Day eleven, wow the days are flying by, today we drove 135 miles from Newton Stewart to Stanraer… with quite a bit of rain to keep us company. Hence, the grey-ness of several of today’s photos.
Photo of the day
A sleepy little town curiously full of bookshops, and it turned out to be the book capital of Scotland.
For a small village it had 2 bowling greens, which may have been a good indicator of the towns demographics. Weirdly, according to the price list on the bowling green hut, men are charged more than women to play.
Isle of Whithorn
St Ninian’s Chapel from about the 1300’s, but still in pretty good condition, and look at those thick walls.
Not the most attractive of lighthouses, but we added it to our collection.
Swings with a view.
Whithorn Priory, founded in the 400s in Whithorn, considered to be Scotland’s oldest Christian settlement.
Not much left of the this fort on top of a hill, so here are the views south east to Point of Leg.
OK, you’ll have to use your imagination for what this chapel previously looked like.
At the remains of Glenluse Abbey it was so wet and stormy Jarno decided it would be better to stay in the car. Julian ventured out and took a look around despite a closed sign – maybe due to the weather?
On the way to the Mull of Galloway we passed through Drummore, eerily full of scarecrows in costumes, a local competition. Here are the winners according to CoastalRoadTrip.com
First place, what a winning combination a sheep on a bike with a cuddle me jumper.
Mull of Galloway
The most southerly point of Scotland at the Mull of Galloway lighthouse. And it was super windy! Some directions for you…
Certificates for climbing, amazing views from the top. Unfortunately the photographer missed to include the full lighthouse in the photo… doh! 😉
Finally got our Coastal Road Trip blog online! First 4 days in Wales (Cardiff to Dolgellau), though we're now in Scotland… so more to follow. Check it out: www.coastalroadtrip.com
Julian Sheard on Freitag, 18. August 2017
(not sure why the Facebook text is shown in German here.. I will hopefully work out how to correct)
Old stone lighthouse with a bell tower on Port Logan Pier.
Stormy seas crashing over the rocks at Portpatrick, a larger town than we had expected in this fairly remote area.

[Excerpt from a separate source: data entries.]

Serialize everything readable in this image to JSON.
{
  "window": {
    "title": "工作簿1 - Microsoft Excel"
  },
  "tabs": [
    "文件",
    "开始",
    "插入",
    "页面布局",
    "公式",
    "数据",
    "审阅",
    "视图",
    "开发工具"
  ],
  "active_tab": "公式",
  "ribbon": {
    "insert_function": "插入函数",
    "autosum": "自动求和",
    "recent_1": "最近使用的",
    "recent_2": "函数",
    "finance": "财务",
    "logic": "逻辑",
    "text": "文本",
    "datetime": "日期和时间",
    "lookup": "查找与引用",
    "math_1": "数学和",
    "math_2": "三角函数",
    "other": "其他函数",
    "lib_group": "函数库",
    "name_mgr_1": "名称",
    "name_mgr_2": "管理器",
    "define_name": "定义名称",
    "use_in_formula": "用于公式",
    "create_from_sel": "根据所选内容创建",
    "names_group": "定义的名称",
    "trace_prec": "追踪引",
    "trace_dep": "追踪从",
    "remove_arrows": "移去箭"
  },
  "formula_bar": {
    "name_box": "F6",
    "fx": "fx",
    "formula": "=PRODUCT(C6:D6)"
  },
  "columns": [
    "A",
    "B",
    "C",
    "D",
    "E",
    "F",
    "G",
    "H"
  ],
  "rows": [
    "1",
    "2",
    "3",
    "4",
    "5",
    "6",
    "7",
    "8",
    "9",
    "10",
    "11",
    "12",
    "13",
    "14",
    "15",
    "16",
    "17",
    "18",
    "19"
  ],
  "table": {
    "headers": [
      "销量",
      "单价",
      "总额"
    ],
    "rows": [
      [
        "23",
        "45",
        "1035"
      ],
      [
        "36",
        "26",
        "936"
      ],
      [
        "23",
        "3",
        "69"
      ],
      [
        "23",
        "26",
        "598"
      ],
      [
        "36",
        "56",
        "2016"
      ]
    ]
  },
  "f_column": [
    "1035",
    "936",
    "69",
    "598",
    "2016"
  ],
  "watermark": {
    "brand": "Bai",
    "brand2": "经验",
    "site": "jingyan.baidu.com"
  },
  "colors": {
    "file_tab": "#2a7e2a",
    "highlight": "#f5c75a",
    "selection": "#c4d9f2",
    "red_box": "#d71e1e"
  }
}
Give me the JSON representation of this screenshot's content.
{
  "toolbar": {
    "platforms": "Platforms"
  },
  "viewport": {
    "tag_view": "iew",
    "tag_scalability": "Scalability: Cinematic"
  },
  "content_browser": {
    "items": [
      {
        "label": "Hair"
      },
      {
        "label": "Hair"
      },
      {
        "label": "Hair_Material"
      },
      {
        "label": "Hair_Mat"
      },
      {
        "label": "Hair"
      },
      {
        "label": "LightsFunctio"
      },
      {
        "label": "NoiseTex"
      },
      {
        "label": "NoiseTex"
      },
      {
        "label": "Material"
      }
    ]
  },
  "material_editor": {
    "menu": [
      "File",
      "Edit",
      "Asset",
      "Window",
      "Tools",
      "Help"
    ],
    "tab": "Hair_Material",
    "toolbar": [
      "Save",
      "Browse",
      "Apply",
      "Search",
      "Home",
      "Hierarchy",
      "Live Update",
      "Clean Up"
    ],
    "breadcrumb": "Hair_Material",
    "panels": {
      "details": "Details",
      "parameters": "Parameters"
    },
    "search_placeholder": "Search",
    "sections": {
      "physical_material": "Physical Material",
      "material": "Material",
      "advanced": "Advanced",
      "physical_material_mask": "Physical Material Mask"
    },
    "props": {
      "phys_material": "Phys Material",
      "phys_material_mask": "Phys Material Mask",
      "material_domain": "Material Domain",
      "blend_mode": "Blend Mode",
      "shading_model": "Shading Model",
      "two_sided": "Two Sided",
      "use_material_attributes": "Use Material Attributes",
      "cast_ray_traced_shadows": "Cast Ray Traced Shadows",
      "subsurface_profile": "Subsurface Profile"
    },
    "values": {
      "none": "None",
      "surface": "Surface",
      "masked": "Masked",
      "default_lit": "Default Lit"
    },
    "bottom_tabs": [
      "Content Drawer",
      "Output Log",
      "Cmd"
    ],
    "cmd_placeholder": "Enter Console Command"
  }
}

A bit of a curious choice of memorial for the MV Princess Victoria sinking.
The Portpatrick Lighthouse at the entrance to the harbour.

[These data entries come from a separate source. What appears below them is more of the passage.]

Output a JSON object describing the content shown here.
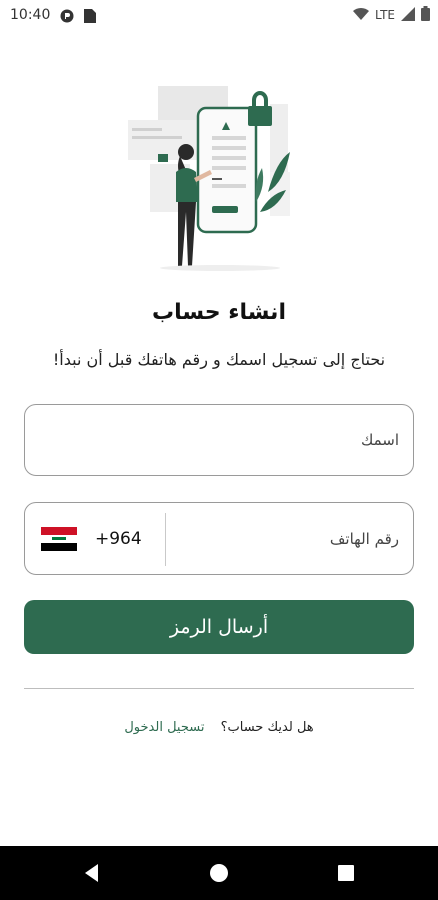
{
  "status_bar": {
    "time": "10:40",
    "network": "LTE",
    "icons": [
      "app-icon",
      "sim-card-icon",
      "wifi-icon",
      "signal-icon",
      "battery-icon"
    ]
  },
  "header": {
    "title": "انشاء حساب",
    "subtitle": "نحتاج إلى تسجيل اسمك و رقم هاتفك قبل أن نبدأ!"
  },
  "form": {
    "name_placeholder": "اسمك",
    "phone_placeholder": "رقم الهاتف",
    "country_code": "+964",
    "country_flag": "iraq-flag-icon",
    "submit_label": "أرسال الرمز"
  },
  "footer": {
    "question": "هل لديك حساب؟",
    "login_link": "تسجيل الدخول"
  },
  "colors": {
    "primary": "#2e6b50",
    "field_border": "#9a9a9a",
    "navbar": "#000000"
  }
}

The locals keeping an eye on us as we approached Black House Lighthouse.
As close as we could get, as it turned out to be someone’s house.
Yes, it does look similar to the other lighthouses painted yellow and white, but it is a different one, honest. Corsewall Point Lighthouse seemed to be a hotel, but mysteriously no one was around… so we left, and headed to Stranraer for the night.
Today we entered Scotland! Driving from Carlise to Newton Stewart, and had much better weather. As soon as we entered Scotland we got sunshine 🙂
Photo of the day
Sweetheart Abbey at New Abbey
Carlise was our last stopping point before crossing the Eden and Esk Rivers into Scotland. The impressive Norman castle and Jarno in the rain.
Carlise Cathedral dating from 1133, just down the road from the castle.
Our first stop in Scotland at the medieval Caerlaverock Castle. We also became members of Historic Scotland, as it looked like the route ahead would probably include many castles and historic sites!
A small but surprisingly elaborate Renaissance castle.
Looking up to the sky from the pit-prison.
Sweetheart Abbey in New Abbey, named after Lady Dervorgilla, its founder who was buried with the heart of her husband.
Freshly cut grass at the abbey.
A quick tour of the The New Abbey Corn Mill.
Views across Carse Bay and the Solway Firth.
An unusual square backed lighthouse sitting among rock pools at Southerness Point.
Our first ice cream in Scotland, and believe it or not, the first ice cream on our coastal road trip.
And plenty of people squeezed on to the beach enjoying the sunshine.
The Orchardton Tower down a small lane. The only roundhouse in Scotland. And we were its only visitors.
Eco views across the Solway Firth from Hazelfield.
And a straw giant in a field by the road…. no we have no idea either.
Dundrennan Abbey was closed by the time we arrived but fortunately it towered above the walls, so we could easily take a quick look around from the outside.
Kirkcudbright town viewed from across the bay, with MacLellan’s Castle under a bit of renovation. We had pie and chips for dinner as a little arrival treat in Scotland 🙂
An old boat on the banks of Kirkcudbright Bay.
Little Ross Lighthouse in the distance.
We came across this fixer-upper on the coastline between Ross and Anwoth, maybe we need a bit of a smaller project.
Built by the McCulloch family in the 1400s. It had already closed for the day, so just viewed from a distance.
Cairnholly Chambered Cairns
And finally, glowing in the evening sun, an ancient burial ground and meeting place from 4-6,000 years ago! Jarno couldn’t open the gate (the gate was newer).